He's telling them his publisher isn't letting him talk to the press.

(Back on July 4th of this year Bremer told Fox's Chris Wallace that he was about to "turn to writing a book about my experiences" in Iraq. So presumably that's what he's talking about.)

So when Senor hits the shows, shouldn't the hosts be asking him why his boss isn't willing to answer any questions on this topic from the press? Is the Times right that Iraqis told Bremer about the problem at al Qaqaa last May? Does he know about the pressure CPA officials put on the Iraqis not to talk to the IAEA?

Those would all be great questions to have answers to. But let's talk for a moment about the real reason Bremer is probably observing radio silence.

Let's go back to the beginning of this month.

What got Bremer in hot water a few weeks ago were his indiscreet remarks about how the US occupation force in Iraq was undermanned and the looting that ensued because of it.

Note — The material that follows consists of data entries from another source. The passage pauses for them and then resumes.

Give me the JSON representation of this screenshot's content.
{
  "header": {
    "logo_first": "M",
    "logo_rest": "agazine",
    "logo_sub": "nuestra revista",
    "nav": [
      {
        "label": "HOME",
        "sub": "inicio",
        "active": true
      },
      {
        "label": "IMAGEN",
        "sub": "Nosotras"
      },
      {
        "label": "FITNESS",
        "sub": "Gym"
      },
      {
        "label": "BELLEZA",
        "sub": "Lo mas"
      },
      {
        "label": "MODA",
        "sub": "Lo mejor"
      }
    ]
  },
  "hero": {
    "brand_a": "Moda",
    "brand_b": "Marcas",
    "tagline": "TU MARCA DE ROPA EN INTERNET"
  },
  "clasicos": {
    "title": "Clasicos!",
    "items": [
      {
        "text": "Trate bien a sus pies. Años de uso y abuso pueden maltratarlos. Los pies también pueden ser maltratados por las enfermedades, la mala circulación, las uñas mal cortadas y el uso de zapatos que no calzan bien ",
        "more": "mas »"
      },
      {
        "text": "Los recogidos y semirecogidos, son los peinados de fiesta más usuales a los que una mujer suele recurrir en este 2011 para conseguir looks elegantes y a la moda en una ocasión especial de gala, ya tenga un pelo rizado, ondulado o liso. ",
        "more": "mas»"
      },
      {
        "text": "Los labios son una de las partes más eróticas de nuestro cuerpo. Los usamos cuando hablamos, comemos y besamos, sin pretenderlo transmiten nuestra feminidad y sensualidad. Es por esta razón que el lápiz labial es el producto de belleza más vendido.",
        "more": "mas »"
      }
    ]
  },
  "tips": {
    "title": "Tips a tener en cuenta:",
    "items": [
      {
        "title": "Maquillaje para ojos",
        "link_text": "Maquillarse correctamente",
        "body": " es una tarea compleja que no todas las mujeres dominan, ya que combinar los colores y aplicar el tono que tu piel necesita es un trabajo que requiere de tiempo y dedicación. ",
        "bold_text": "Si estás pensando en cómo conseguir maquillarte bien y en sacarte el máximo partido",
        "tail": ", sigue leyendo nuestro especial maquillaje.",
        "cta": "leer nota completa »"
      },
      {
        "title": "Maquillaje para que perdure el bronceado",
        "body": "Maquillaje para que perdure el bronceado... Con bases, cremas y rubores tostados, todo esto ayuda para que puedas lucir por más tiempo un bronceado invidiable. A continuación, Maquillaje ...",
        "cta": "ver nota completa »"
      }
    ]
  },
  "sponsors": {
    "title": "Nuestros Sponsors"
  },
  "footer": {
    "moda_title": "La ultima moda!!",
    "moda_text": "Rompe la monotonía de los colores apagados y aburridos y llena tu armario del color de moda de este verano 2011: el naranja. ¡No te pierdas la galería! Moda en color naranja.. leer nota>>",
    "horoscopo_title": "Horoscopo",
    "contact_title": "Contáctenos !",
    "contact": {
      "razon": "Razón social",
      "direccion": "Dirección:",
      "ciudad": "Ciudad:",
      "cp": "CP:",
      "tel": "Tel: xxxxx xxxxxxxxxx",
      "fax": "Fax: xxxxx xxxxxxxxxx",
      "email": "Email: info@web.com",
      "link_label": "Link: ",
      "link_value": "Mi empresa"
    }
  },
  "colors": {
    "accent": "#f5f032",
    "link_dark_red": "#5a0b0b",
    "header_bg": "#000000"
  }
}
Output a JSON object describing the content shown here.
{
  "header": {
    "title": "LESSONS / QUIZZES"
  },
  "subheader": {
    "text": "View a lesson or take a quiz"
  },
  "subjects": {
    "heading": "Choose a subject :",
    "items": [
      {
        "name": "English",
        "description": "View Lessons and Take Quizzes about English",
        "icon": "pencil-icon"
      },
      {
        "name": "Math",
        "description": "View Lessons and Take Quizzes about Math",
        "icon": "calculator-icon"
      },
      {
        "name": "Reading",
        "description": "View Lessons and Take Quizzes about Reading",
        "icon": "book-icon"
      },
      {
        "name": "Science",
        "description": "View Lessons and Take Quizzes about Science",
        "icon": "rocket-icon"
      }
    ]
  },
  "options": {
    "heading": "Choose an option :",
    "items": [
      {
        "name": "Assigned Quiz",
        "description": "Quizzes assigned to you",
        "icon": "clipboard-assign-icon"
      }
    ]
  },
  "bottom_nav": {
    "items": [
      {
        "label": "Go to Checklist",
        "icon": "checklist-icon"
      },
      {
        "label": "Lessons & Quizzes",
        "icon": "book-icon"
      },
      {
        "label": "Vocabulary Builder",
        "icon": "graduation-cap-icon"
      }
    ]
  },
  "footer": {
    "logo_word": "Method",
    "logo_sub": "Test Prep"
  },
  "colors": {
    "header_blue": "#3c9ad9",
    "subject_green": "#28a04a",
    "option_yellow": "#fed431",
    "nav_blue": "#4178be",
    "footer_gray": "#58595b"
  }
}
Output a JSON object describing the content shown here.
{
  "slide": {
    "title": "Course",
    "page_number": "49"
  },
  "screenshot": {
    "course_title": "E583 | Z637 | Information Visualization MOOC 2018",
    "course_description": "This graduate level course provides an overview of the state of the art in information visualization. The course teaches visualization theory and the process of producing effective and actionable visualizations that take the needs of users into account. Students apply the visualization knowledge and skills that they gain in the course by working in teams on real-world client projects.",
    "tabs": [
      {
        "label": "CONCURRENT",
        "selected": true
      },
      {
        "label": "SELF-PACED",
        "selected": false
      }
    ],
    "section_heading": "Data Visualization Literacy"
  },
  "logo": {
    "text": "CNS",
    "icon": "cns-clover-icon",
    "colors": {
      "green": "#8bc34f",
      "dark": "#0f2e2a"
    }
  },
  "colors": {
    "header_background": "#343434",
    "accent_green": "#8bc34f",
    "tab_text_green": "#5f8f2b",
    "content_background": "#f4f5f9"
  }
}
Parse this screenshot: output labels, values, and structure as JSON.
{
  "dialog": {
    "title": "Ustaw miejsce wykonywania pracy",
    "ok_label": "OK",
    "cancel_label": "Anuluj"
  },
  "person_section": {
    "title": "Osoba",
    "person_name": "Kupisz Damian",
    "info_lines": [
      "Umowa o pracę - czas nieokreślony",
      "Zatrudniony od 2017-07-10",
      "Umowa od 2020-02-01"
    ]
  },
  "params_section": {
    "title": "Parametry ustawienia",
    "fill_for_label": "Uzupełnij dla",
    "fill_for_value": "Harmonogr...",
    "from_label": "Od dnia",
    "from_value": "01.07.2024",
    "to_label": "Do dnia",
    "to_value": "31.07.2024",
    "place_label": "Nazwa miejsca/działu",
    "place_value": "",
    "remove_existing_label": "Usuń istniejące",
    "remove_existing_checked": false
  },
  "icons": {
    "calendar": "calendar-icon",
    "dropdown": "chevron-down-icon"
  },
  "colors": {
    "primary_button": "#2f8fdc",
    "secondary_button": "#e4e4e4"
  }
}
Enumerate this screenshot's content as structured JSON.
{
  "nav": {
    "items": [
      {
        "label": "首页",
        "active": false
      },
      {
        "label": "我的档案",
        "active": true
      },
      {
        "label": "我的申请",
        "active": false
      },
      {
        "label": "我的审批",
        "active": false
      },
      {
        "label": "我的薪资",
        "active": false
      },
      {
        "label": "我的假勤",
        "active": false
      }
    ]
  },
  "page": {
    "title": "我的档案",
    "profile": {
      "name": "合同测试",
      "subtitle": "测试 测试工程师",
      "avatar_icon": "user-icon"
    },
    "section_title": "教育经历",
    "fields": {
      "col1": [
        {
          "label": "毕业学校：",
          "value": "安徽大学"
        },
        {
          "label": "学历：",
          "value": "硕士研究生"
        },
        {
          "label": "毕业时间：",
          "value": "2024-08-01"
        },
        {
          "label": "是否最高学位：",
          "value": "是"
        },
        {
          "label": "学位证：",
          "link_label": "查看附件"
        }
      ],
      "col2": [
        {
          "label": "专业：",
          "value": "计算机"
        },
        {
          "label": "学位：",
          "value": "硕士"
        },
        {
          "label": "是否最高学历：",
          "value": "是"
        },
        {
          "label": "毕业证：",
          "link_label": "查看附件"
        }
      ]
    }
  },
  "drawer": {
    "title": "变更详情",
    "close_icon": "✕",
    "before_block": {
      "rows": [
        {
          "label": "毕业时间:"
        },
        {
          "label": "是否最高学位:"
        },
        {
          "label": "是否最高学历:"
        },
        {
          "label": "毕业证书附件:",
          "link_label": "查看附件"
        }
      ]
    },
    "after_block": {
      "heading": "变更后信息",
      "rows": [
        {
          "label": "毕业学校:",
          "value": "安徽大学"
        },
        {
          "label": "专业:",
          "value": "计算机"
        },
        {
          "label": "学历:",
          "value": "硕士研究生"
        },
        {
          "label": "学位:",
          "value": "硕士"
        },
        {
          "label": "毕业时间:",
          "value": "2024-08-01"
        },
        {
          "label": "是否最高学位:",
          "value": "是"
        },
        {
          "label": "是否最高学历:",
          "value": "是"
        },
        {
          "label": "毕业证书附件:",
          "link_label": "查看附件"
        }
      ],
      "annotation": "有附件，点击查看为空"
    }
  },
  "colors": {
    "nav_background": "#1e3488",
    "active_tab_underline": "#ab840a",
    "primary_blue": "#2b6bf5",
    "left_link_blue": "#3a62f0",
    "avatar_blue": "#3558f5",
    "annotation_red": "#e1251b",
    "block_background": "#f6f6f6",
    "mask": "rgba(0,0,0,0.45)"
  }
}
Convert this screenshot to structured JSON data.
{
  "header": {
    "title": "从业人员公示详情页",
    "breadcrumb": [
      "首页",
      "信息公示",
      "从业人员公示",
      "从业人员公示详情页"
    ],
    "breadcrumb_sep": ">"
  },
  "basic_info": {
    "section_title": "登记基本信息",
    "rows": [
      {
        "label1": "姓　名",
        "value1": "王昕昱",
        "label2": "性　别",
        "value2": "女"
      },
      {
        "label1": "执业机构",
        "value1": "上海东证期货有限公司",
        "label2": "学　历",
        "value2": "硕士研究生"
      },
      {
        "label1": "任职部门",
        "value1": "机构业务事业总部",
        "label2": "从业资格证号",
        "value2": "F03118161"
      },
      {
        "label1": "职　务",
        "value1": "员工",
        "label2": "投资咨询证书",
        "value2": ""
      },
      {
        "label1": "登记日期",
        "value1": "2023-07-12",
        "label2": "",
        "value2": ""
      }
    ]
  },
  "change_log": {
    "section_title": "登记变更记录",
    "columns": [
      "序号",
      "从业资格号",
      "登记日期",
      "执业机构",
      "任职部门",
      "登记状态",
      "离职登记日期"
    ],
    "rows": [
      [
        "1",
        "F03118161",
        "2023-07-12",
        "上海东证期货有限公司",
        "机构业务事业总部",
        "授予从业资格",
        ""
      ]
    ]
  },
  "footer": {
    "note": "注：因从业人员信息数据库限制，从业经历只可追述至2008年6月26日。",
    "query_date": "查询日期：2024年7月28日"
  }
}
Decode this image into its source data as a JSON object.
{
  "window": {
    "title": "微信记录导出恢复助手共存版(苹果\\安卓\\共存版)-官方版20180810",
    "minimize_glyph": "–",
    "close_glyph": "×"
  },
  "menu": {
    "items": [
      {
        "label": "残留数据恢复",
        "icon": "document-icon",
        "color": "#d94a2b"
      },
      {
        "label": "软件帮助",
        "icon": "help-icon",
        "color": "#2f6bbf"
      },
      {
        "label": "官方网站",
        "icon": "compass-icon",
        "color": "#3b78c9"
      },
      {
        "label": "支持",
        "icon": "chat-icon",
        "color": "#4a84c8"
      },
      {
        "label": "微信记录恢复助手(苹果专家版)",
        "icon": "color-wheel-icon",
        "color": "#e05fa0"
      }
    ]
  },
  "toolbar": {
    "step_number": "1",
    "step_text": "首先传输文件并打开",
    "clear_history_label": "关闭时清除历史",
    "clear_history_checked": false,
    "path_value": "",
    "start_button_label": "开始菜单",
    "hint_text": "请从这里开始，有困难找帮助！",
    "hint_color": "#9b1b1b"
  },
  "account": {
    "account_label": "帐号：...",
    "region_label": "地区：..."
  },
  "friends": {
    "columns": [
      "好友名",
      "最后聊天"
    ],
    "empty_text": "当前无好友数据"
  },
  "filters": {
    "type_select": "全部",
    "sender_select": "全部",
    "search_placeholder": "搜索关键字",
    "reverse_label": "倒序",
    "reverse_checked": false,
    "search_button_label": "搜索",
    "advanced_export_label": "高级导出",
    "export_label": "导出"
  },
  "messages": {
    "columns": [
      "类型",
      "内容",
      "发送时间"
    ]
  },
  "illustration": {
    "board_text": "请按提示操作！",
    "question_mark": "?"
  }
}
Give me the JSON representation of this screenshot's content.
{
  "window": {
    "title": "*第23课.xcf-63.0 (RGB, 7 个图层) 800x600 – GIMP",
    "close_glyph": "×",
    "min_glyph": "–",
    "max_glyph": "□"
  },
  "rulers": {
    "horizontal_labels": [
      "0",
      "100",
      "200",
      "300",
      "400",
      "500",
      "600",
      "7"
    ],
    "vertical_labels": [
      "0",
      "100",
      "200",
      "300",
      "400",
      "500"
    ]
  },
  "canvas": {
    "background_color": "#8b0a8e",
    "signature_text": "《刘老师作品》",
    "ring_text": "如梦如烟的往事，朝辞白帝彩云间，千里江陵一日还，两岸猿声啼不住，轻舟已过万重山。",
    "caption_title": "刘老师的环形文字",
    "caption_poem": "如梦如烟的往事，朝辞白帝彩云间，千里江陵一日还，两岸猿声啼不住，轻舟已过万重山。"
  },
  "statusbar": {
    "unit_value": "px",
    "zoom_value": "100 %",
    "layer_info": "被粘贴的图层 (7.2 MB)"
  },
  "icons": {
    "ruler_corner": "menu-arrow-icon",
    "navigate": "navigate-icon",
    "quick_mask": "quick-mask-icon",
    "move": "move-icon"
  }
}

"We paid a big price for not stopping it because it established an atmosphere of lawlessness," the Washington Post quoted him as saying. "We never had enough troops on the ground." In another speech, he reportedly said, "The single most important change -- the one thing that would have improved the situation -- would have been having more troops in Iraq at the beginning and throughout" the occupation.

Later, after the firestorm erupted, Bremer wrote an OpEd in the Times tried to do as much damage control as he could with his remarks. And he did so by pulling his criticisms and dissents back to the earliest stages of the occupation. In that way, his already public criticisms would only apply to this very limited period of time.

As he wrote in the Times, "I believe it would have been helpful to have had more troops early on to stop the looting that did so much damage to Iraq's already decrepit infrastructure."

Now, here I think we may be on to the root of the matter. A few weeks ago, the widespread looting and destruction of critical infrastructure in the first weeks of the occupation seemed an out-of-the-way and politically safe point.

Now, not so much.

When CBS interviewed the commander of the unit that visited al Qaqaa with that NBC news crew on April 10th, they heard the following ...

The commander of the first unit into the area told CBS he did not search it for explosives or secure it from looters. "We were still in a fight," he said. "our focus was killing bad guys." He added he would have needed four times more troops to search and secure all the ammo dumps he came across.

This really is the same issue, the heart of the matter: the lack of a sufficient number of troops early on to secure critical infrastructure and facilities. And it seems to be one to which Bremer's given quite a bit of thought.

I know it's not fun to get on the wrong side of your publisher. But somehow I think that's not the only reason Mr. Bremer's staying mum.

Special thanks to TPM reader ADJJ for recalling for me what Bremer said in the Times OpEd.